The Stinson Transport Centre is STM's newest public transport project located in Montreal, Canada
The Societe de transport de Montréal (STM) is the transit authority in Montreal. Due to the increased demand for public transit, the STM needed a new transport centre to accommodate its flotilla. Located in a declining industrial sector, the transport centre is very large and its size(350 000 sq.ft.) was of particular concern to the neighboring residents.
The design intent was to achieve a seamless weaving of the project into the surrounding urban fabric. The designers proposed an integrating approach in order to create a singular and cohesive ensemble that would address urban integration considerations. Three overarching themes were taken into account: The weaving The designers developed an architectural device referred to as the 'weaving machine', which proposes to mesh together the structural grid of the building and the landscape into a new multifunctional feature: the roofscape.

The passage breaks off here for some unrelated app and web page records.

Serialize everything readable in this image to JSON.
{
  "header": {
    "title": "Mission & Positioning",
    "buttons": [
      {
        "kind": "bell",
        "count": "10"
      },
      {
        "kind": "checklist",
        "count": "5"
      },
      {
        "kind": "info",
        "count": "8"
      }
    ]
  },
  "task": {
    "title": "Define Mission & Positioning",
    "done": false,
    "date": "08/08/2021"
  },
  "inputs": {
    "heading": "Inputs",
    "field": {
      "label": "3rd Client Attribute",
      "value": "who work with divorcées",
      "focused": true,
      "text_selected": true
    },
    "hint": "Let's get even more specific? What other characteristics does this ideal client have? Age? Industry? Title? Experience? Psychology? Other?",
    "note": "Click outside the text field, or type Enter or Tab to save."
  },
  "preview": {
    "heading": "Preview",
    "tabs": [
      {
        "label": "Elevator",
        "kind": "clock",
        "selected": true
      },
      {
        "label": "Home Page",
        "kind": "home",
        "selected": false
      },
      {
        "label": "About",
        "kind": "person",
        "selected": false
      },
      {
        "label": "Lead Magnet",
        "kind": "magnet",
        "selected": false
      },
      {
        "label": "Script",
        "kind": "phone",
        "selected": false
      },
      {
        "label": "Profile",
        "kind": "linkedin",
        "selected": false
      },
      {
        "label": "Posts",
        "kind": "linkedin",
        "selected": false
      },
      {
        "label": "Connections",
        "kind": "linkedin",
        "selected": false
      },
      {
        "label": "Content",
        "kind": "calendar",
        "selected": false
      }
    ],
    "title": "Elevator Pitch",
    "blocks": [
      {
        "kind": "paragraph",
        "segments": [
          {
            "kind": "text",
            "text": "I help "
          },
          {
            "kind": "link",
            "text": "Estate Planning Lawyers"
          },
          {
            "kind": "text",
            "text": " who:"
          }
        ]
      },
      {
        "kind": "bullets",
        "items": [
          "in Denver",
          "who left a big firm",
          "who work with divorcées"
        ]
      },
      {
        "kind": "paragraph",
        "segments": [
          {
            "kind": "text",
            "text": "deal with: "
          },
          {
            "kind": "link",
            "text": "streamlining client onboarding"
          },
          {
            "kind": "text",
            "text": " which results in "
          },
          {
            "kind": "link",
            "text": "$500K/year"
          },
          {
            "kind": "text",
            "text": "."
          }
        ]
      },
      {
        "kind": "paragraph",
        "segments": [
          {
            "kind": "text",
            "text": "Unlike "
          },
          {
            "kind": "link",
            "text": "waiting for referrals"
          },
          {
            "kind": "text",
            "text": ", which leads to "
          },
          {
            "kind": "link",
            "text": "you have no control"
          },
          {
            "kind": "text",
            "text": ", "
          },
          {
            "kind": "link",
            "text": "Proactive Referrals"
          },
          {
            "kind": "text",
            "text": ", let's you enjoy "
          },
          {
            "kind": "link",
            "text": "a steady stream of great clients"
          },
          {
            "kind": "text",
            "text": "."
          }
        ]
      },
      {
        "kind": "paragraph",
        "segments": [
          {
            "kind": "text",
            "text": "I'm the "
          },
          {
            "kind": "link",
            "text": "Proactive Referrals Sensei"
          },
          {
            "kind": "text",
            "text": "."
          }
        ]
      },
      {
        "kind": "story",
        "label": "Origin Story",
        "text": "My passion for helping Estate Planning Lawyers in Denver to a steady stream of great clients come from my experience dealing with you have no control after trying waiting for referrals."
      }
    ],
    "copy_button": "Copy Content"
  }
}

The size of 7 football fields, the rooftop became the main driver for design intent and the main visual component for the neighbors, whose sole visual contact with the project will be from the top. The Urban Interface To contrast with the traditional opaque transport centres, it was decided that the interior of the building would reveal itself with a series of oversized windows along the street to offer direct views inside the facility, thus engaging the passerby and providing direct sunlight.
The Portal The green roof was not only to be admired by the neighbours but also by the employees themselves. To achieve this, an office bar was created to house all the office spaces on one level and hide all mechanical equipments. The office bar creates a strong visual cue for the site, giving vertical height to an otherwise flat volume. Innovation in addressing client’s requirements The Stinson transport centre is a prototype for the STM; it will become the benchmark for all future facilities.
The clever design helped mitigate the negative perception of a 24-hour transport facility, by hiding from view most of the bus circulation and, thus reducing noise and pollution. The roofscape is providing a visually engaging landscape for the citizens and the building’s occupants. Also, by combining offices and mechanical services in one large volume, the dramatic yellow office bar responds to its urban context by hiding equipment and linking both sides of the site.
Targeting a LEED Gold certification, as requested by the STM, the project features a multitude of sustainable design strategies among the most prominent being:
• Internal circulation of buses to eliminate emissions to the outside environment
• Radically efficient design of all vehicle circulation on site to reduce to a minimum greenhouse gases and carbon monoxide emissions
• Permeable surfaces to reduce rainwater runoff
• Optimization of daylight for all interior spaces, which helped reduced by 75% the use of artificial lighting
• Green roof and light colored roof membranes on about 45% of the roof and a white roof on the rest of the surface to avoid heat islands
• Water retention on site (3000 m3 is kept on site)
• 230 transplanted trees and 600 new trees
• State-of-the-art “regent eco” mechanical system
Approximately 85% of the heat produced by the vehicles and the maintenance area were reused by the heating and air conditioning systems. Energy savings totalize $925,000 per year. With its reduced ecological footprint and low maintenance fees, the Stinson Transport Centre would speak to the community and reduce (even eliminate) the negative impacts of the project, while attaining a high level of functionality inside a tight construction budget of 90M$ and an aggressive delivery schedule.